- Insert Trip: This adds a fake trip to the Trip database and Trip list.
- Insert Error / Delete All Errors: This adds a fake error to the Error database and Error list, or clears all errors from the database and list.
- Data Dump Area: This is where raw PakTrakr data is displayed instead of being parsed and reflected on all displays and gauges.
- The app is very fragile, so you may find that many things can crash it.
- GPS turned off crash.
- Bluetooth turned off crash.
- Rotate Android device crash.
- PakTrakr data signal interference crash.
- PakTrakr protocol data mis-handling crash.
- Parameter settings mis-handling incorrect operation or crash.
- Bluetooth not linking up. Check pairing, power and wiring. Try rebooting Android device.
- Data may not be displayed in the Data Dump area.
- V 1.0: Initial Release.
- V 1.1: Added ACRA crash handling library to report crashes for debugging and updates.
- V 1.1: Gauges now autosize to your device's screen resolution. Tested on Droid, Droid Bionic and Xoom.
- V 1.1: Optimized gauge layout for portrait and landscape orientation.
- V 1.2: Added error handling to Preferences inputs
- V 1.2: Improved handling of errors in PakTrakr data stream
- Auto-scale the Voltage gauge for pack voltage. Currently hardcoded to 120V. Top of scale will be nominal @ 125%, Low will be 25%.
- Allow user to select which gauges to show or not show
- Scale the battery table to size to available space
- Use graphical AA battery and height bar/color to indicate charge level
- Calculate Watt-Hours/Mile
- Display Watt-Hours in gauge or tab
- Add Miles/Kilometers setting
Add validation to the battery pack Preferences inputs Add better error handling to PakTrakr data stream
- Add better Bluetooth connection status messages
- Continuously calculate a reliable remaining distance based on the trip distance so far, starting and current charge levels, and display in the Map tab.
- Add another table to track charging information.
Allow gauges to resize to native display on your Android device.
- Add color coding to Batteries tab for good / overcharge / over-discharged state
- Calculate average per-charge distance
- Record and display Amp-Hours during charge and driving
- Handle first notification of an error and ignore subsequent ones until error goes away

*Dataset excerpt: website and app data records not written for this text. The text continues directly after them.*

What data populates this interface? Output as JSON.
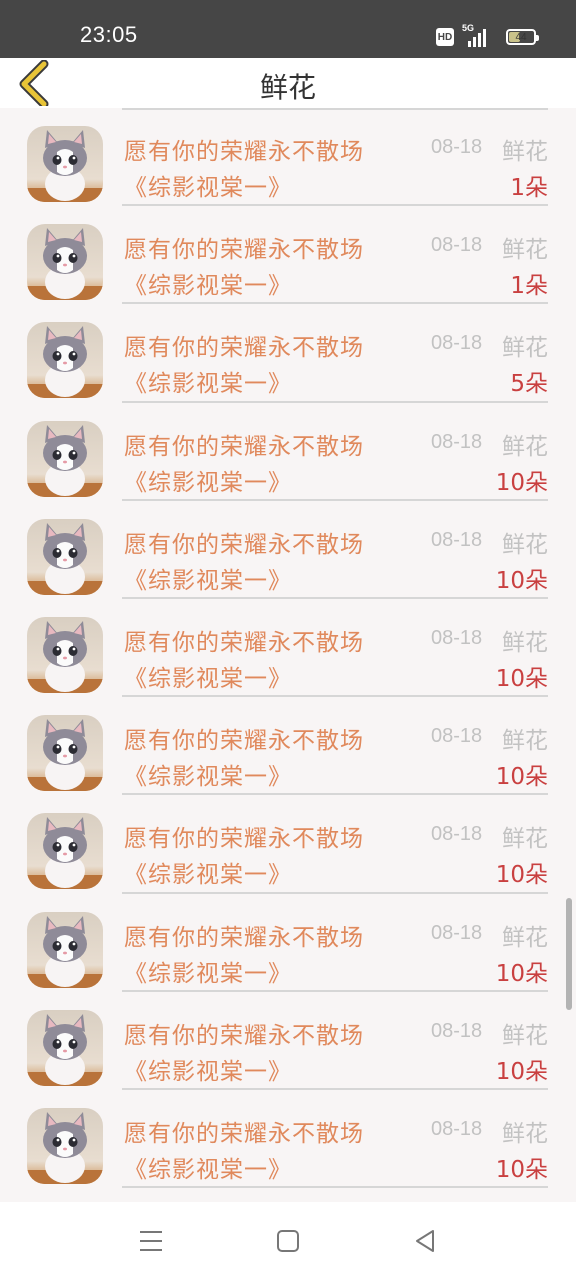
{
  "status_bar": {
    "time": "23:05",
    "hd": "HD",
    "network": "5G",
    "battery": "44"
  },
  "header": {
    "title": "鲜花"
  },
  "items": [
    {
      "title": "愿有你的荣耀永不散场",
      "subtitle": "《综影视棠一》",
      "date": "08-18",
      "type": "鲜花",
      "count": "1朵"
    },
    {
      "title": "愿有你的荣耀永不散场",
      "subtitle": "《综影视棠一》",
      "date": "08-18",
      "type": "鲜花",
      "count": "1朵"
    },
    {
      "title": "愿有你的荣耀永不散场",
      "subtitle": "《综影视棠一》",
      "date": "08-18",
      "type": "鲜花",
      "count": "5朵"
    },
    {
      "title": "愿有你的荣耀永不散场",
      "subtitle": "《综影视棠一》",
      "date": "08-18",
      "type": "鲜花",
      "count": "10朵"
    },
    {
      "title": "愿有你的荣耀永不散场",
      "subtitle": "《综影视棠一》",
      "date": "08-18",
      "type": "鲜花",
      "count": "10朵"
    },
    {
      "title": "愿有你的荣耀永不散场",
      "subtitle": "《综影视棠一》",
      "date": "08-18",
      "type": "鲜花",
      "count": "10朵"
    },
    {
      "title": "愿有你的荣耀永不散场",
      "subtitle": "《综影视棠一》",
      "date": "08-18",
      "type": "鲜花",
      "count": "10朵"
    },
    {
      "title": "愿有你的荣耀永不散场",
      "subtitle": "《综影视棠一》",
      "date": "08-18",
      "type": "鲜花",
      "count": "10朵"
    },
    {
      "title": "愿有你的荣耀永不散场",
      "subtitle": "《综影视棠一》",
      "date": "08-18",
      "type": "鲜花",
      "count": "10朵"
    },
    {
      "title": "愿有你的荣耀永不散场",
      "subtitle": "《综影视棠一》",
      "date": "08-18",
      "type": "鲜花",
      "count": "10朵"
    },
    {
      "title": "愿有你的荣耀永不散场",
      "subtitle": "《综影视棠一》",
      "date": "08-18",
      "type": "鲜花",
      "count": "10朵"
    }
  ],
  "icons": {
    "back": "chevron-left-icon",
    "avatar": "cat-avatar",
    "nav_menu": "menu-icon",
    "nav_home": "square-home-icon",
    "nav_back": "triangle-back-icon"
  },
  "colors": {
    "title_orange": "#e0895c",
    "count_red": "#c94040",
    "meta_gray": "#c2c2c2",
    "back_chevron": "#e8c437"
  }
}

- Remove, hide or redesign Debug tab
- Re-use graphical display to talk to another brand of Battery Monitoring System. Jack wants me to get data from a LinkPro.
The app was completed and published in the Google Play store on May 27, 2012. Please use the button below to access it:
In order to release V1.0 of the application here, I have to:
Fix a final bug in the PakTrakr protocol handling (always one more bug!) Create a cryptographic key to sign the application Create a cryptographic key to enable the use of the Google Maps programming interface
- Create an End User License Agreement, based on GPL V3
Set version numbers and names in the Manifest file Use Eclipse to create signed and optimizied .apk file Provide a link to the .apk file. Note that you will have to update your device settings to allow application installation from non-Market / Play locations. Complete all of the above Design an icon, as defined by the Android style guide (Thanks to Ryan's skills!) Prepare promotional text and screenshots of the application Configure Market / Play options Publish in Market / Play Create link to app installation icon:
Source Code Availability:
I will release the source code to the application, under the GPL V3 license, as an Eclipse project Archive file. Anyone can download, use and update this code as long as you stay in compliance with GPL V3. I would ask that any fixes or great new features be donated back to me for inclusion in the code for everyone's benefit. Donations to my PayPal account firstname.lastname@example.org for access to the source code are gratefully accepted.